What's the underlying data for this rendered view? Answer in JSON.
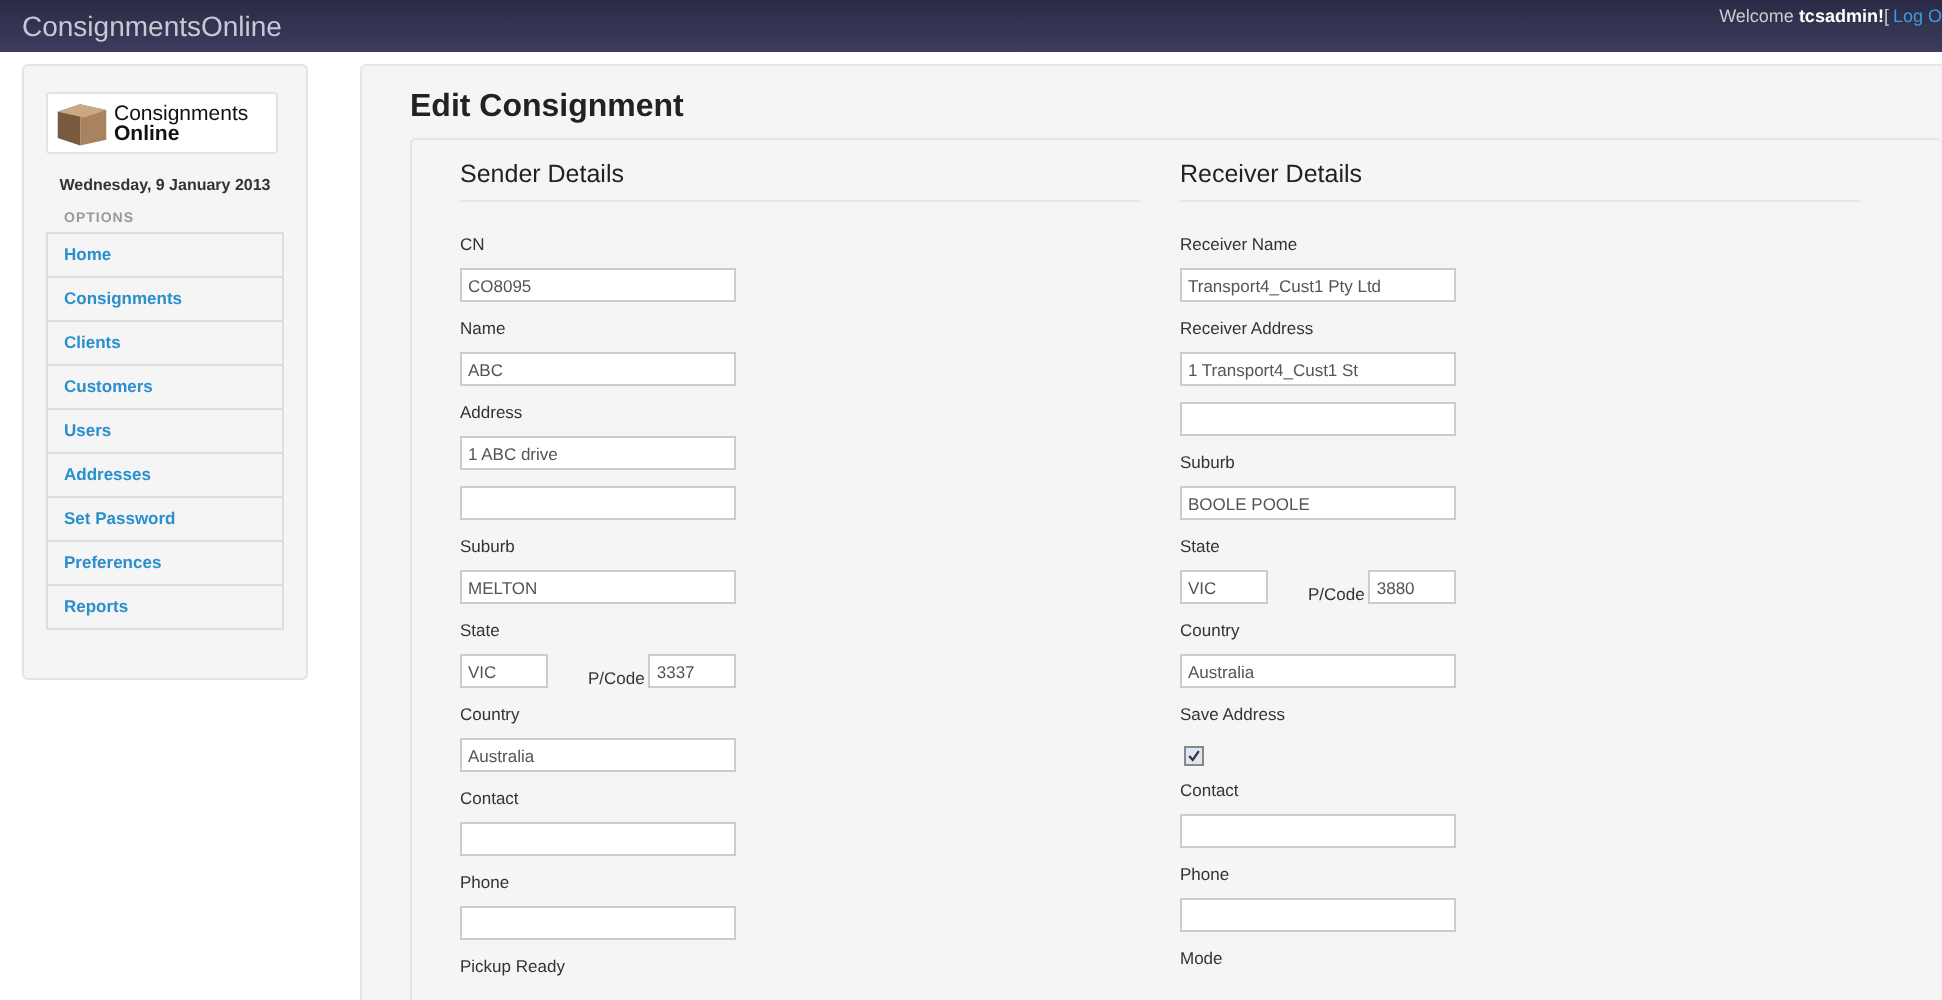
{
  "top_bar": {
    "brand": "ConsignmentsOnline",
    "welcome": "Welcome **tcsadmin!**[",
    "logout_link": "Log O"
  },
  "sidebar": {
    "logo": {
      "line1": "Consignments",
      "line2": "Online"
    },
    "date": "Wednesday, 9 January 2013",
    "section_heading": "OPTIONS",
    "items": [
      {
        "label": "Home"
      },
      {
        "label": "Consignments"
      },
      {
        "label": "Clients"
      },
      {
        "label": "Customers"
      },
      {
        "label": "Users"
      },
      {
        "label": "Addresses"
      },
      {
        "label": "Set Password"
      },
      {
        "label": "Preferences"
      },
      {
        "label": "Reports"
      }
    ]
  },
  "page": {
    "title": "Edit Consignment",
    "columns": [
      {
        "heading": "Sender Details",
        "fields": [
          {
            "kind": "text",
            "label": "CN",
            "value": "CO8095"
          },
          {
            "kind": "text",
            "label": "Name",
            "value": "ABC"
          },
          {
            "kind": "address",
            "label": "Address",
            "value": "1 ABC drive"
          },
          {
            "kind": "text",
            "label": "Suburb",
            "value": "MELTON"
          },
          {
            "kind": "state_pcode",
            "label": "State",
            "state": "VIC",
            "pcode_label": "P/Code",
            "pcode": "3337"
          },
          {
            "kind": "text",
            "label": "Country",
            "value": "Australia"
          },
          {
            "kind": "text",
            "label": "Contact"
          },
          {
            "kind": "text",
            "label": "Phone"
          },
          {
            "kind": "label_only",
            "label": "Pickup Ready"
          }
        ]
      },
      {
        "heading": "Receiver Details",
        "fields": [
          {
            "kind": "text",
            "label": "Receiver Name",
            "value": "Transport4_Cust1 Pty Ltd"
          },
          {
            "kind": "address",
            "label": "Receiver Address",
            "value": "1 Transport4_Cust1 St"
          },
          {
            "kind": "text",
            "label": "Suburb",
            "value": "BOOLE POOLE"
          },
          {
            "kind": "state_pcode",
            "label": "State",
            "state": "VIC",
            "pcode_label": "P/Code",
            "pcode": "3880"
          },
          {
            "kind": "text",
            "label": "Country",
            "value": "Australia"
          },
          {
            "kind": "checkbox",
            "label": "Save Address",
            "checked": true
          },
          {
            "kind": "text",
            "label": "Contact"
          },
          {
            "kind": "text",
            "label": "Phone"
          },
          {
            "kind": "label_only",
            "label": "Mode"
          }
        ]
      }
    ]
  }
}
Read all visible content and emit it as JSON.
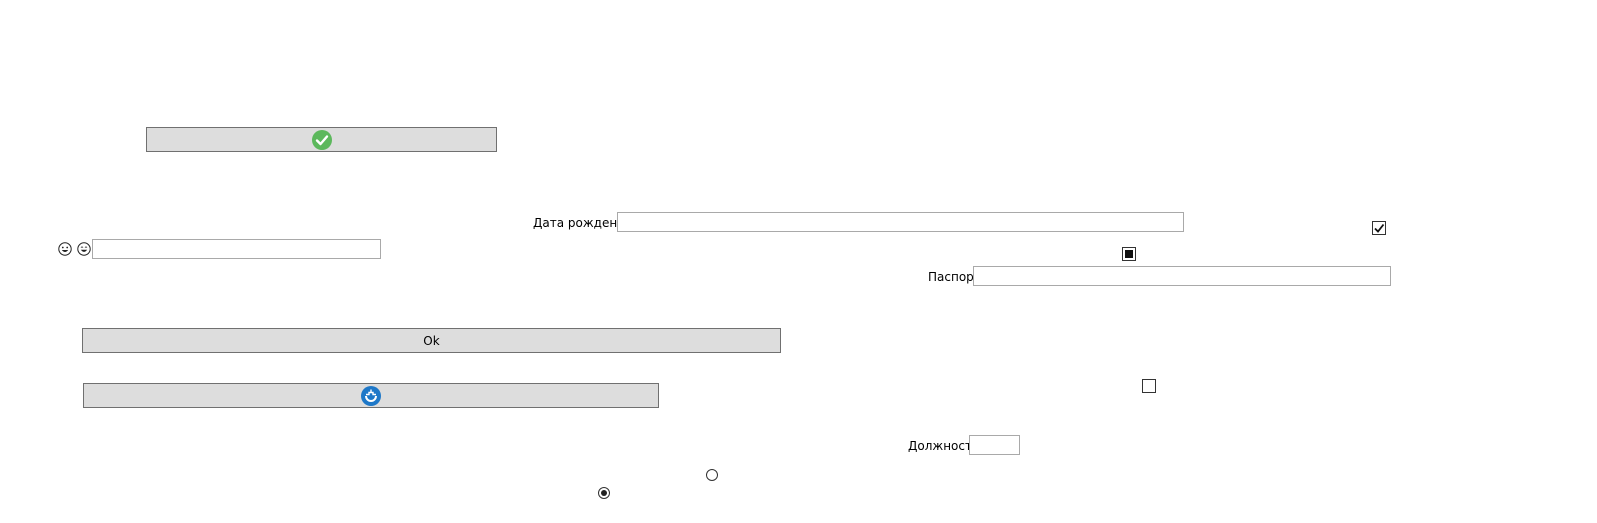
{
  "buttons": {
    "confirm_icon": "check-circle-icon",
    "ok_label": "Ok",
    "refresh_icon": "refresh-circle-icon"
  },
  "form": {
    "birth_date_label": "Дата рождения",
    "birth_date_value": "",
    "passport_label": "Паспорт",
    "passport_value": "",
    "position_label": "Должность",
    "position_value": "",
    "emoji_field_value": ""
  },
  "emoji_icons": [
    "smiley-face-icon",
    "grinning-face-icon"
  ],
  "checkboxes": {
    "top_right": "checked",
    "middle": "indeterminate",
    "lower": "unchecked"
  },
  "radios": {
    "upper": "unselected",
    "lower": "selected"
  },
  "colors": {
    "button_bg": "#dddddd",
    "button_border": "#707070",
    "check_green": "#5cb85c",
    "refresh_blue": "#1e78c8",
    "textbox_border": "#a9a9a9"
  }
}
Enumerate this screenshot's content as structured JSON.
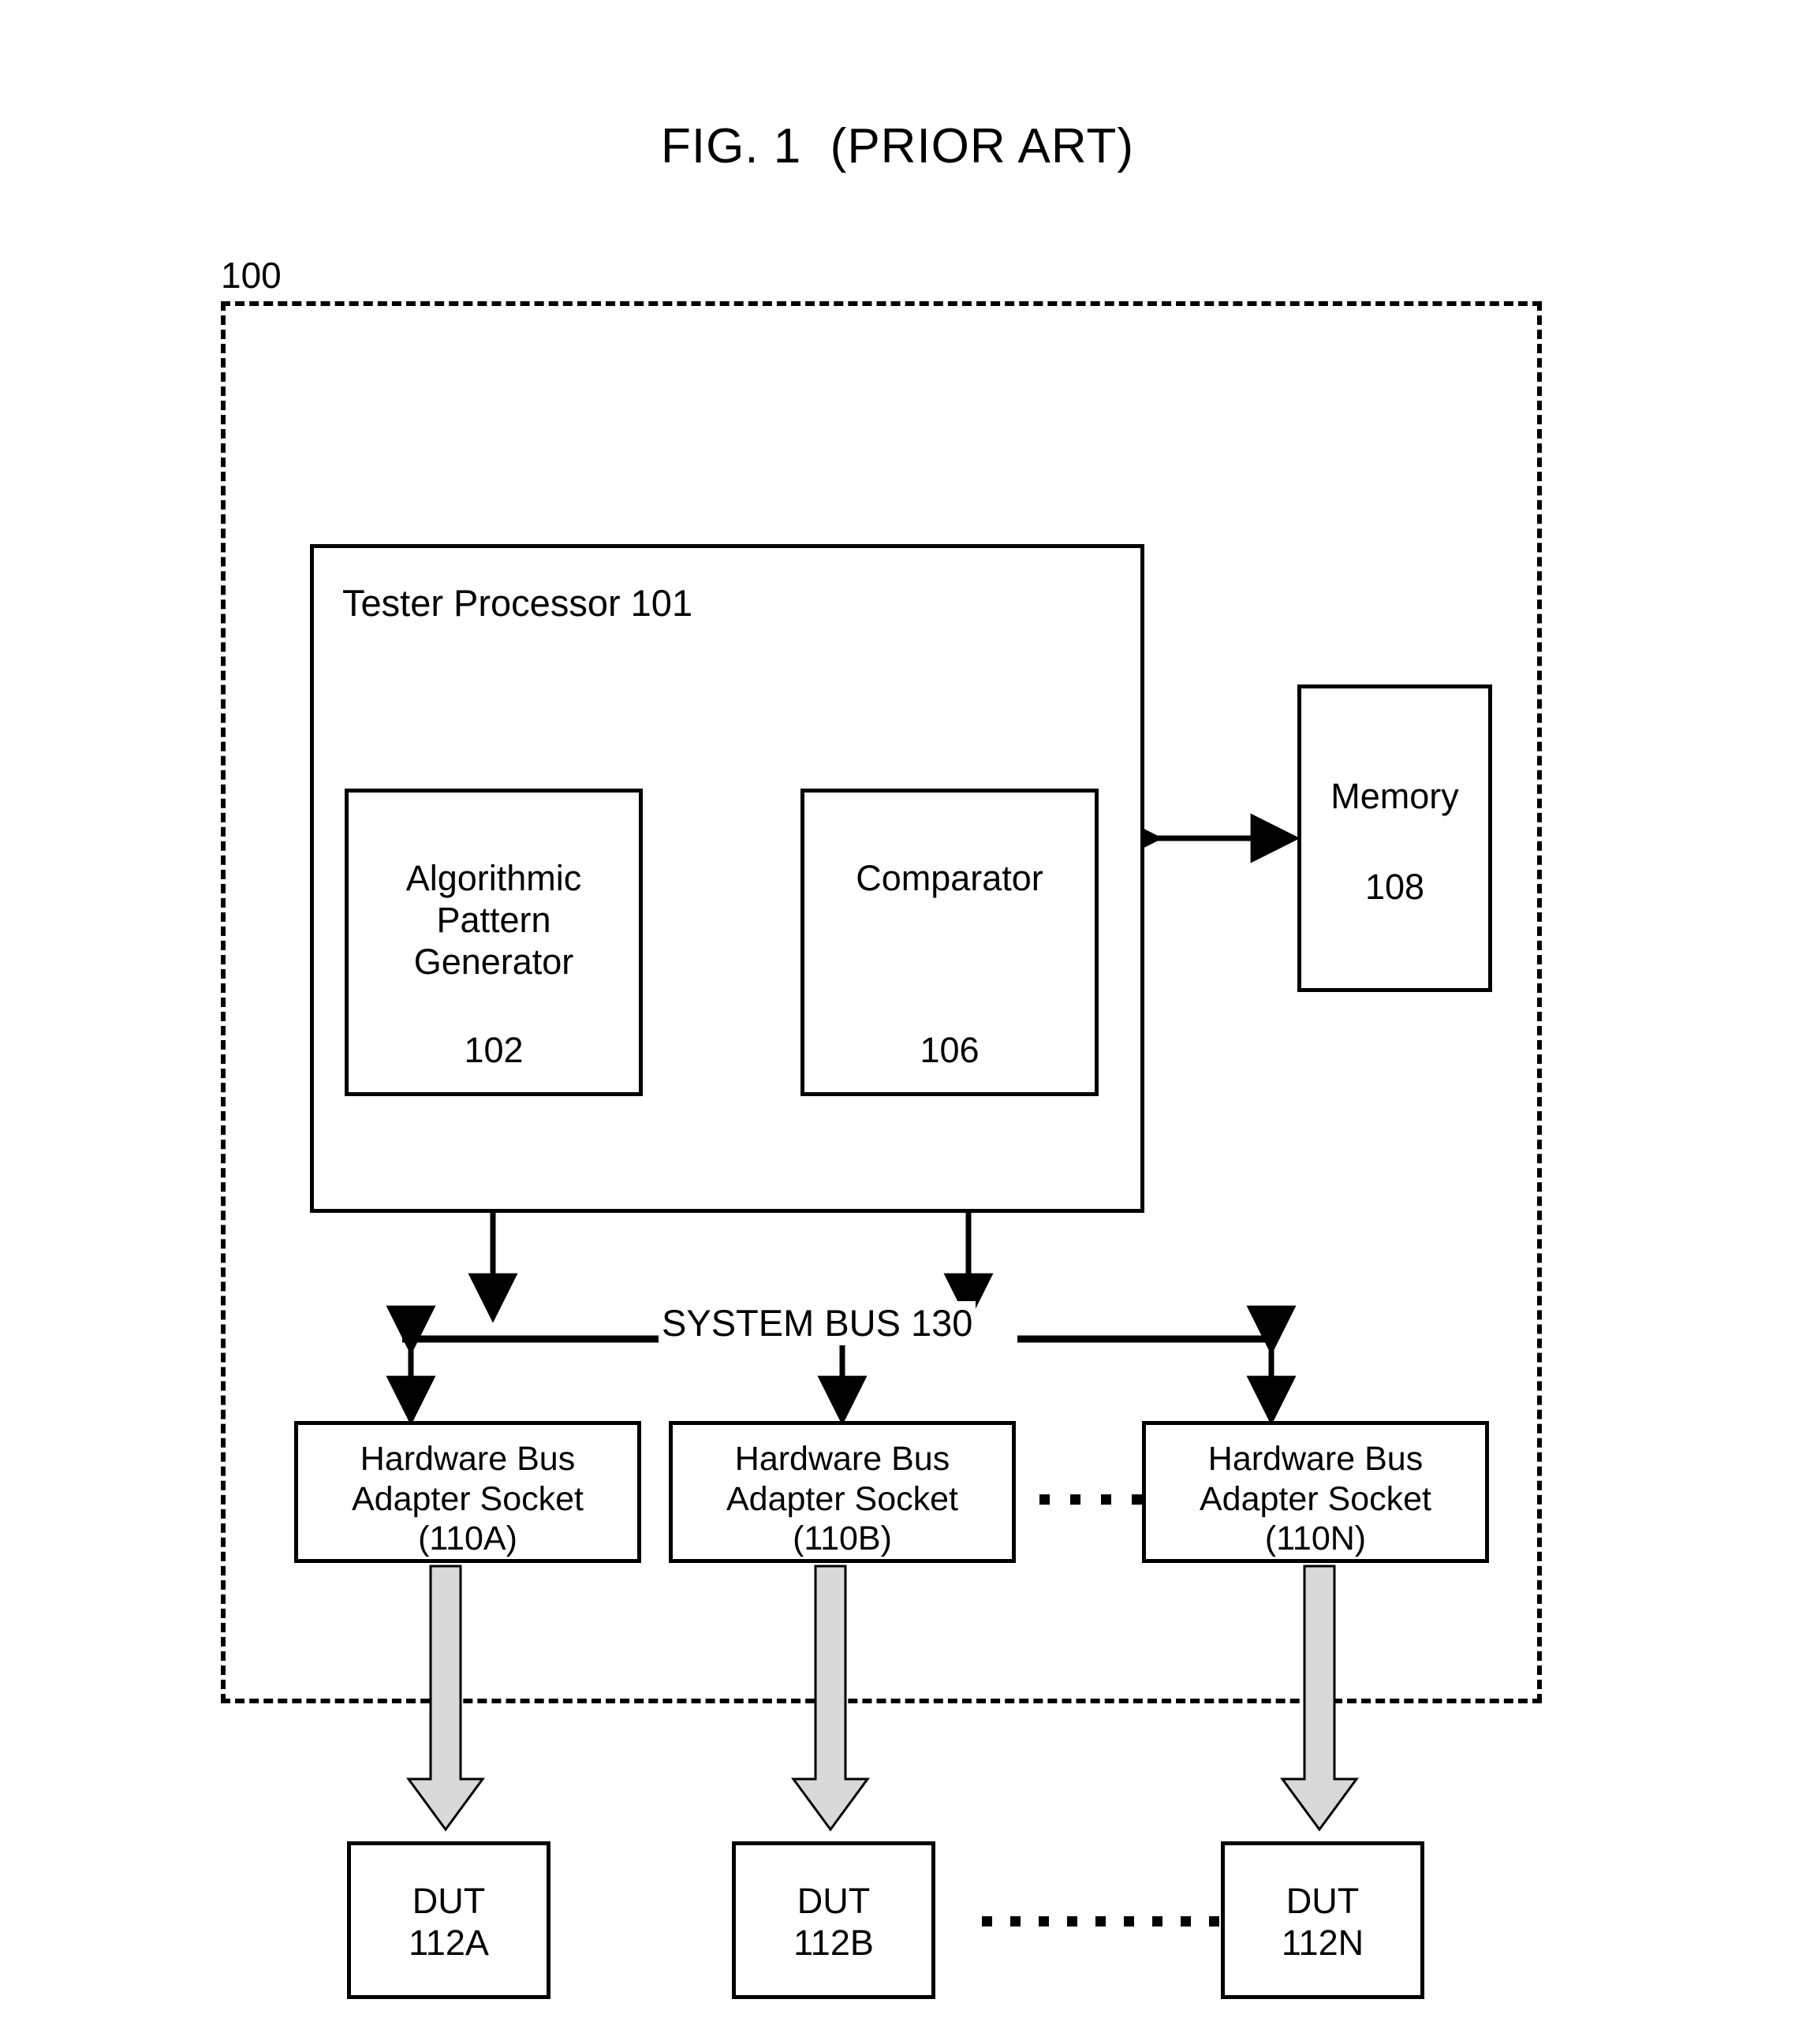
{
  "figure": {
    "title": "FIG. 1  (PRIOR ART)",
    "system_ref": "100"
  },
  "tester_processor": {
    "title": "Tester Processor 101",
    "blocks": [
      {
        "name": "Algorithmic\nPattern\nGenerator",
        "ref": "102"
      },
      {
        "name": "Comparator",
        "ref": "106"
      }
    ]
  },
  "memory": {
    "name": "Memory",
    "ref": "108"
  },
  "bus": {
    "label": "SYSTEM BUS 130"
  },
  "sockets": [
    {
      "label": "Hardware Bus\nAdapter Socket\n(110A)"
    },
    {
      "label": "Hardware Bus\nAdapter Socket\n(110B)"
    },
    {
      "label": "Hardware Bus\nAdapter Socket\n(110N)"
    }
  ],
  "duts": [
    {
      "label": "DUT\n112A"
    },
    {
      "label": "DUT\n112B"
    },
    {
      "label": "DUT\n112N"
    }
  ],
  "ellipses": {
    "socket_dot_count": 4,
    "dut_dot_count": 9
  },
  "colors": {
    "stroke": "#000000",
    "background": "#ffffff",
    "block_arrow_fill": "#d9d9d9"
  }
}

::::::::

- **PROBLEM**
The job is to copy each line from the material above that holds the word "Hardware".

- **ANSWER FOR THE TASK**
      "label": "Hardware Bus\nAdapter Socket\n(110A)"
      "label": "Hardware Bus\nAdapter Socket\n(110B)"
      "label": "Hardware Bus\nAdapter Socket\n(110N)"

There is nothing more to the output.